The Department of Defence has revealed that three of the largest IT suppliers in the Federal Government Market, Hewlett-Packard, IBM and Lockheed Martin, have been shortlisted to supply and end-to-end solution as part of its Centralised Processing Project.
A Defence spokesperson said that a Request for Tender is currently under development and the shortlisted suppliers will be invited to submit their offers in Quarter Two or early Quarter Three of 2012.
The Centralised Processing project is the second stage in Defence’s program to consolidate its fleet of 280 operational data centres.
The first stage, the Data Centre Migration Project, saw the Department transition from its primary data centre in Deakin, ACT, to a new primary facility in Sydney leased from Global Switch.
This second stage will address the remainder of the data centres. The Department is looking to procure an end-to-end solution for this part of the process, which will feature the establishment of a large secondary data centre and a disaster recovery facility at a minimum, and ten data centres domestically and three internationally as a maximum.
Included within this scope is:
- ICT infrastructure that runs software applications and stores data;
- Specialist data centre facilities that house the ICT infrastructure; and
- A management organisation providing end-to-end accountability for service delivery according to contractual service level agreements.

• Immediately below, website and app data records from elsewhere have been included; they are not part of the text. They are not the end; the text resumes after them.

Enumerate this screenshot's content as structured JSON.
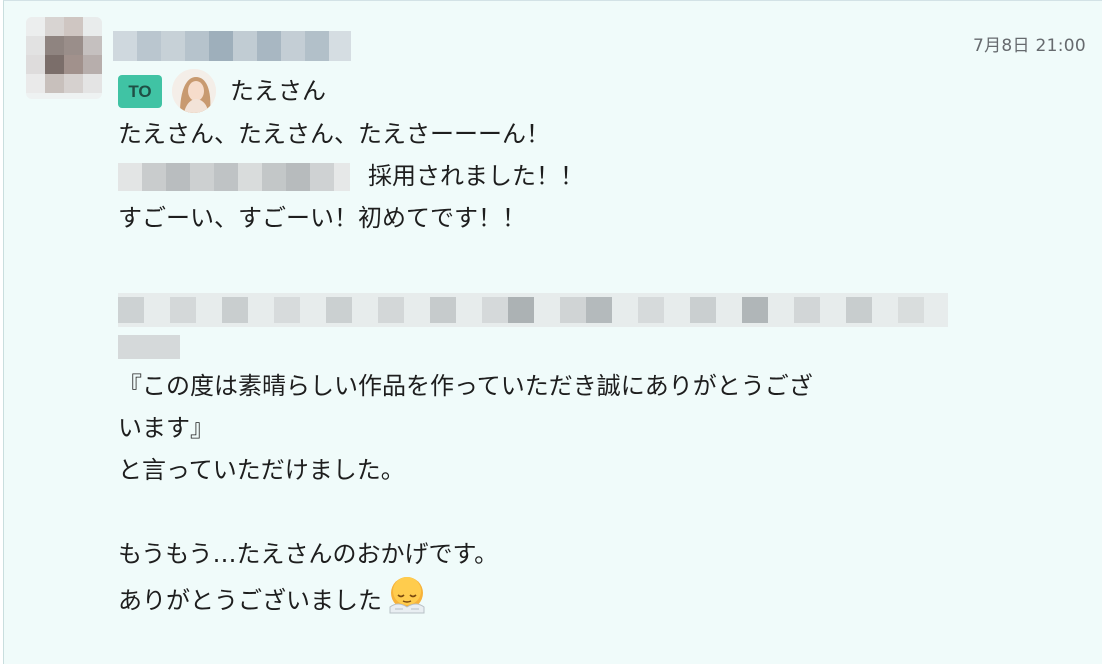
{
  "header": {
    "timestamp": "7月8日 21:00"
  },
  "to": {
    "badge": "TO",
    "name": "たえさん"
  },
  "message": {
    "line1": "たえさん、たえさん、たえさーーーん！",
    "line2": "採用されました！！",
    "line3": "すごーい、すごーい！初めてです！！",
    "line4": "『この度は素晴らしい作品を作っていただき誠にありがとうござ",
    "line5": "います』",
    "line6": "と言っていただけました。",
    "line7": "もうもう…たえさんのおかげです。",
    "line8": "ありがとうございました"
  },
  "icons": {
    "sender_avatar": "blurred-avatar",
    "recipient_avatar": "recipient-avatar",
    "emoji": "bowing-face-emoji"
  },
  "colors": {
    "message_background": "#f0fbfa",
    "to_badge": "#40c3a4",
    "text": "#1e1e1e",
    "timestamp": "#666a6e"
  }
}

Defence called for expressions of interest (EOIs) from industry in August 2011, and the aforementioned suppliers have been selected following the completion of this process.
Other suppliers who have won infrastructure outsourcing contracts of the type now sought by Defence include CSC (with contracts at the Australian Electoral Commission; the Department of Immigration and Citizenship; and IP Australia), Fujitsu (including contracts at the Australian Research Council) and Unisys (including contracts at the Australian National Audit Office; and Defence).
While the contract scope outlined in the EOI includes data centre facilities, none of the three shortlisted suppliers are members of the compulsory whole-of-government Data Centre Facilities Panel, suggesting that these components may be subcontracted to panellists at a later stage.
Hewlett-Packard and IBM, however, are both members of the whole-of-government Data Centre Migration Panel, which is also compulsory.
The Department has not given any indication of how much the contract is anticipated to be worth, but the consolidation as a whole is expected to make a significant contribution to the $1.9 billion in savings targeted through ICT reform under the Strategic Reform Project (SRP).
The Centralised Processing contract will also reflect Defence’s efforts to enhance supplier relationships, by consolidating infrastructure sourcing into five bundles:
- Centralised Processing (upcoming RFT);
- Distributed Computing (out to market);
- Terrestrial Communications (Telstra and Optus shortlisted tenderers);
- Specialist Communications; and
- Applications (possibly resolved through the creation of the AMPSA panel).
The closest indication of the value of the Centralised Processing project would come from the ATO where the centralised computing contract with HP Enterprise Services is worth an estimated $254 million per annum.